The survey revealed a confidence index of 59 in November, up slightly from 58 in October. A score of 50 indicates "moderate" market conditions, according to NAR.
Anticipated seasonal gains over the next six months led to an even higher score for the single-family home market. Realtors gave the sector an index rating of 64, up from 60 in October. However, realtors did express concerns regarding the regulatory environment and buyers' access to credit.
Among realtors who reported transactions in November but ultimately did not close a sale, 9 percent said the homebuyer could not obtain financing, and of those, 6 percent reported the buyer had given up on purchasing the home.
Lenders continue to require impeccable credit. More than half of survey respondents reported selling homes to buyers.

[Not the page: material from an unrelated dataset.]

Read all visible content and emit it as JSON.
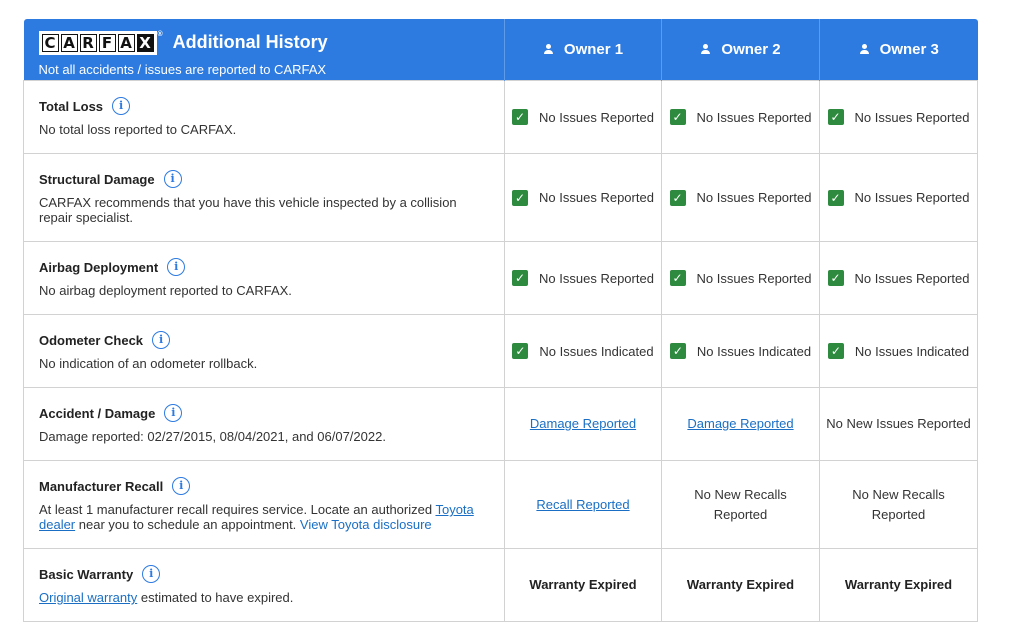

According to NAR, if lenders returned to "normal" credit expectations, as many as 500,000 additional home sales could occur.
"Market incentives are clearly there for more lending for home purchases," Lawrence Yun, NAR's chief economist, said. "The big unknown, however, is coming from Washington in terms of new mortgage regulations and of the increased lawsuit risks from any small deviation from government directives."

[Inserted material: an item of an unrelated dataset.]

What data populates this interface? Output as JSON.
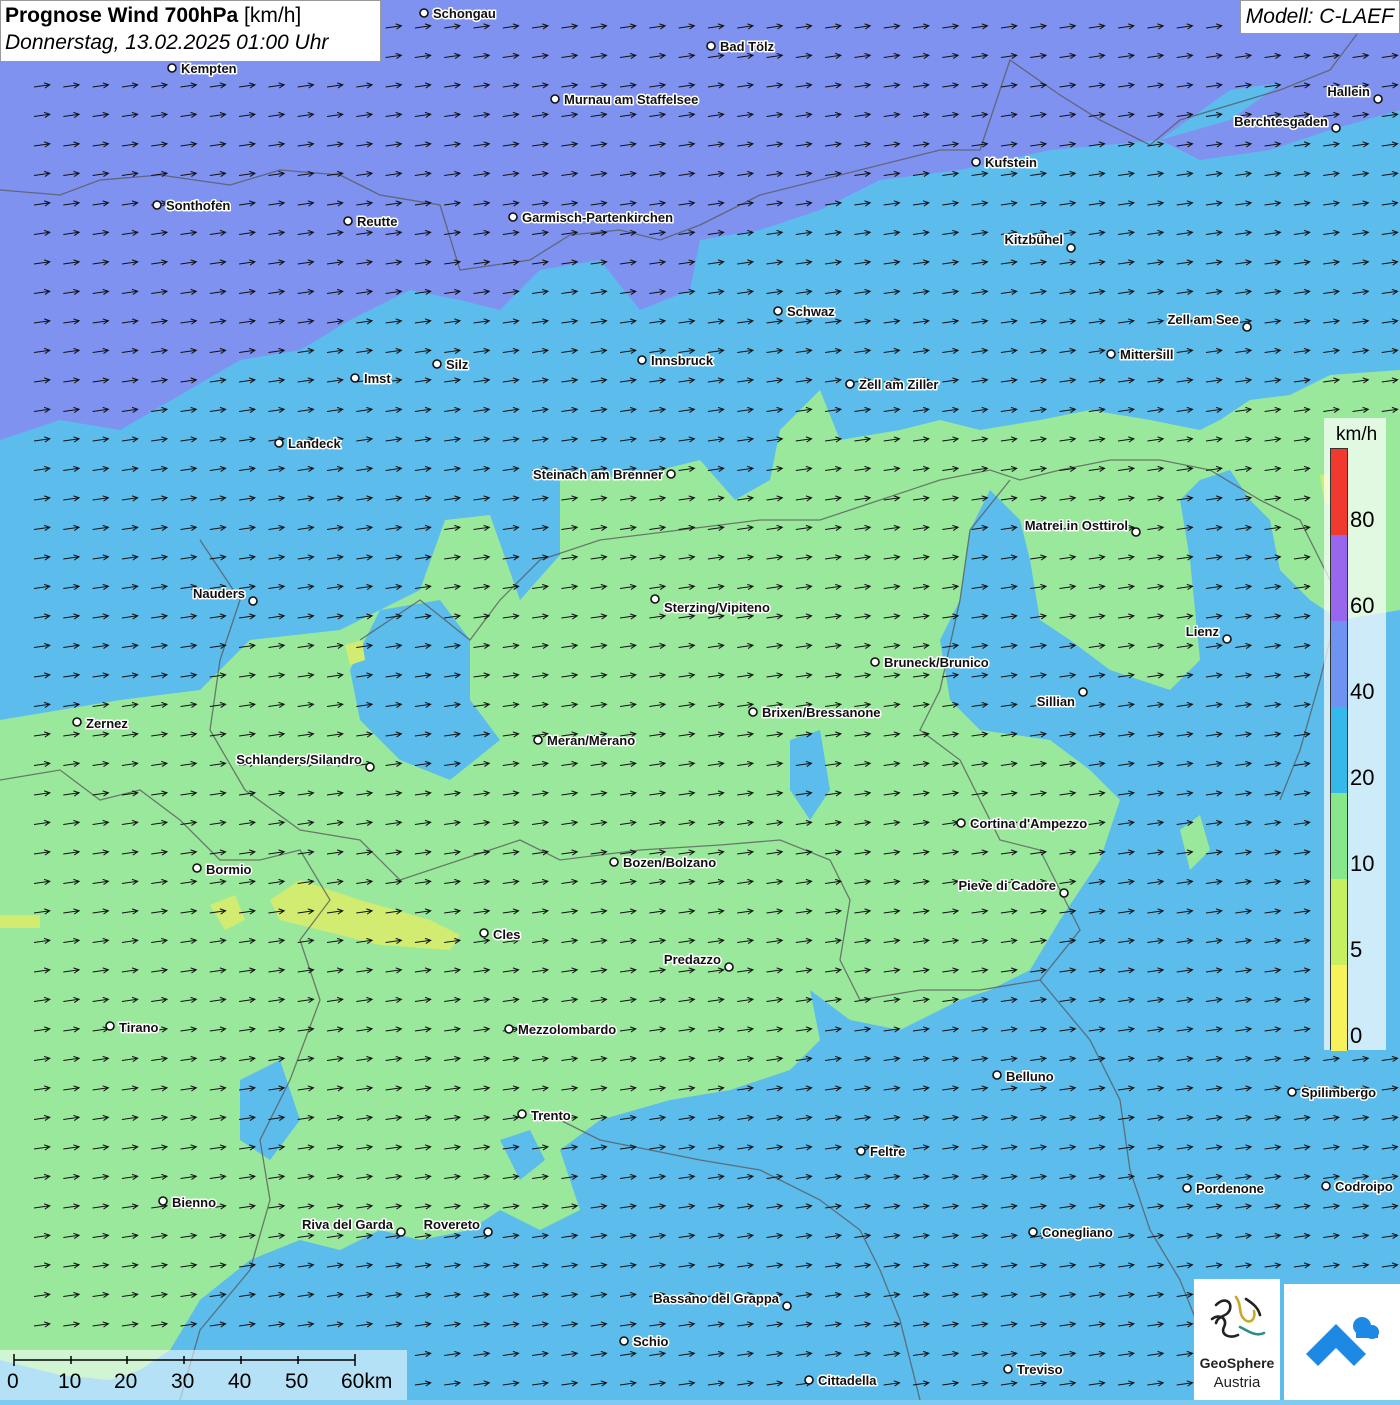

Q: What housing market changes will we see in 2014?
A: The housing market recovery is entering a new phase, according to the analysts at Capital Economics.

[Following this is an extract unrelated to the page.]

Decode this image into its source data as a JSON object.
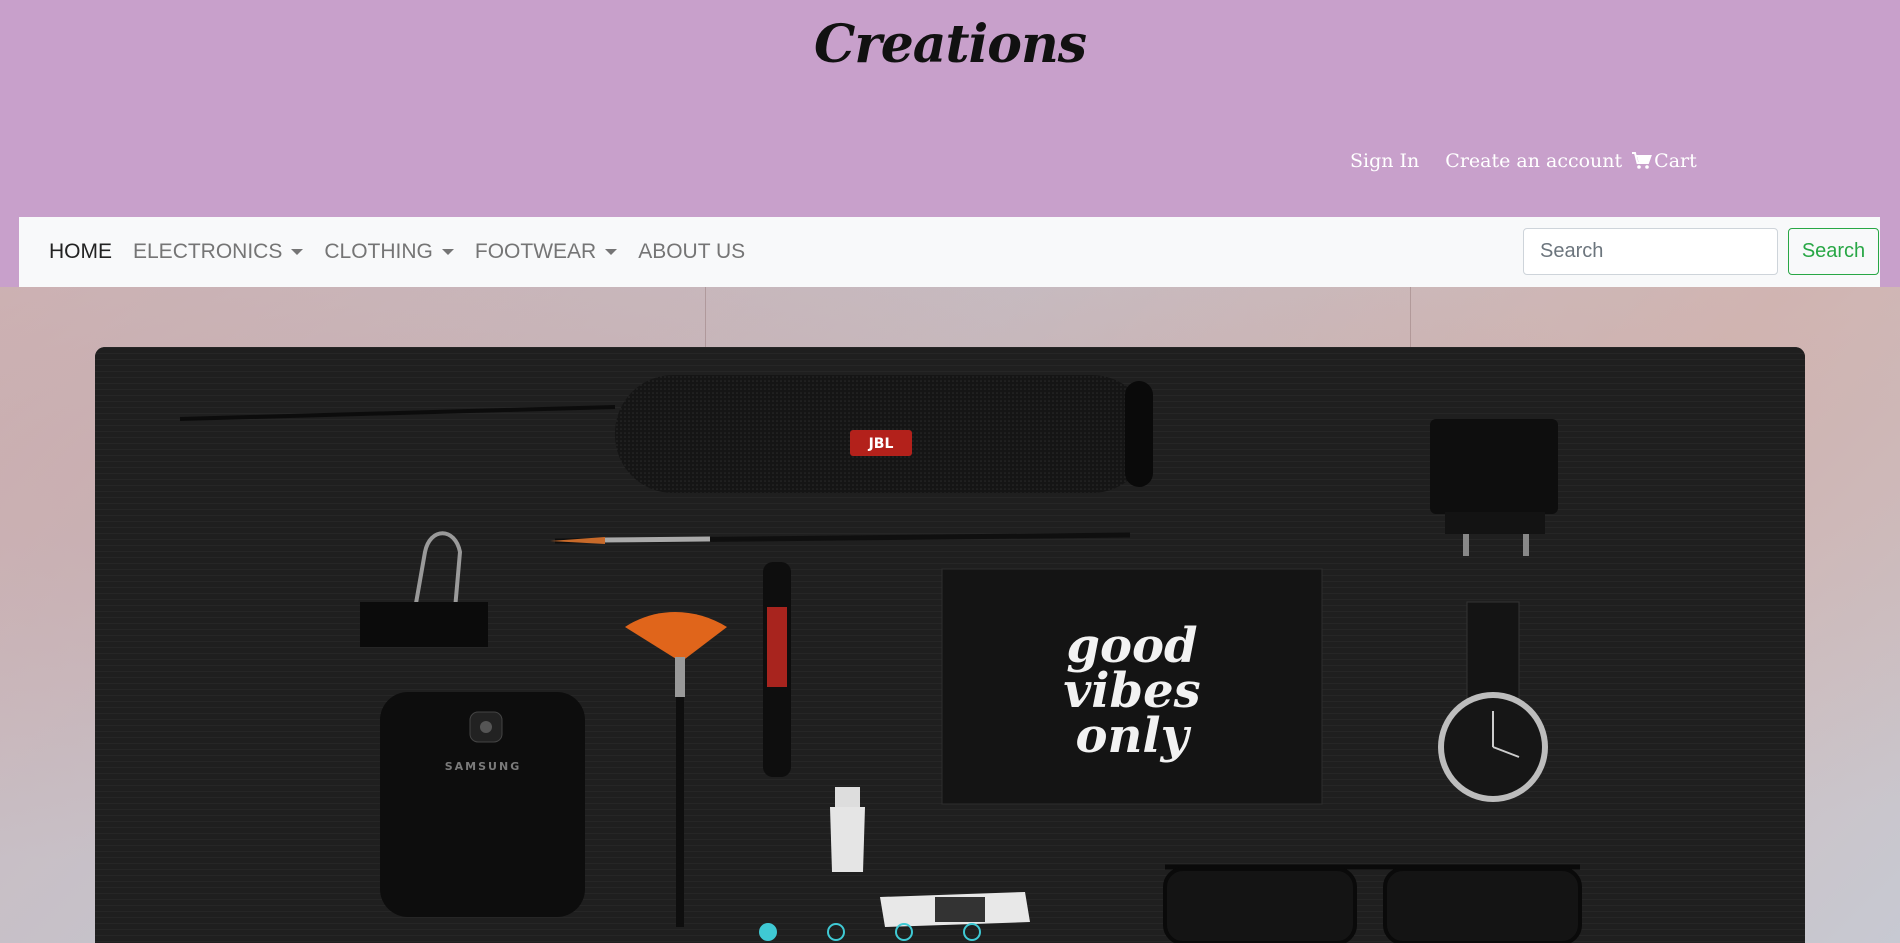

They say the rapid bounce in home prices seen during the past year, which was driven by investors and tight supply conditions, will soon start to moderate, and the next stage of the recovery will be characterized by strengthening activity among owner-occupants and mortgage-dependent buyers, as well as a much more moderate pace of house price inflation.
Q: Are most local markets back to normal housing activity?
A: A new index from the National Association of Home Builders and First American tracks more than 350 metro markets across the country to assess individual performance based on pre-crisis norms in terms of housing permits, prices and employment.
Currently, the index shows 56 markets have returned to their pre-housing crisis "norms," and more than 35 percent are at least 90 percent recovered.
Q: Is the median list price of homes still rising?
A: That depends on precisely what you are looking for. In keeping with historical seasonal trends, both housing inventory and median list price per square foot declined over the month of December.
At the same time, annual changes remained in line with previous years, according to Movoto Real Estate's State of the Market report . The online real estate broker said there were "no surprises" in the December numbers.
Q: Who use social media most: men or women?
A: Women take that prize. A new study by the Pew Research Center's Internet & American Life Project finds that women have a greater presence on every major social media network except LinkedIn.
Seventy-six percent of adult females who are online use Facebook, compared to only 66 percent of males. The greatest divide was on Pinterest (33 percent of women are active there, while only 8 percent of men are), but the study also found female-dominated gender splits in usage of Twitter (18 percent/17 percent) and Instagram (20/17).
On the work-centric LinkedIn, Pew said 24 percent of Internet-using men employ the site compared to 19 percent of women.
To find out more about Jim Woodard and read features by other Creators Syndicate writers and cartoonists, visit the Creators Syndicate website at www.creators.com.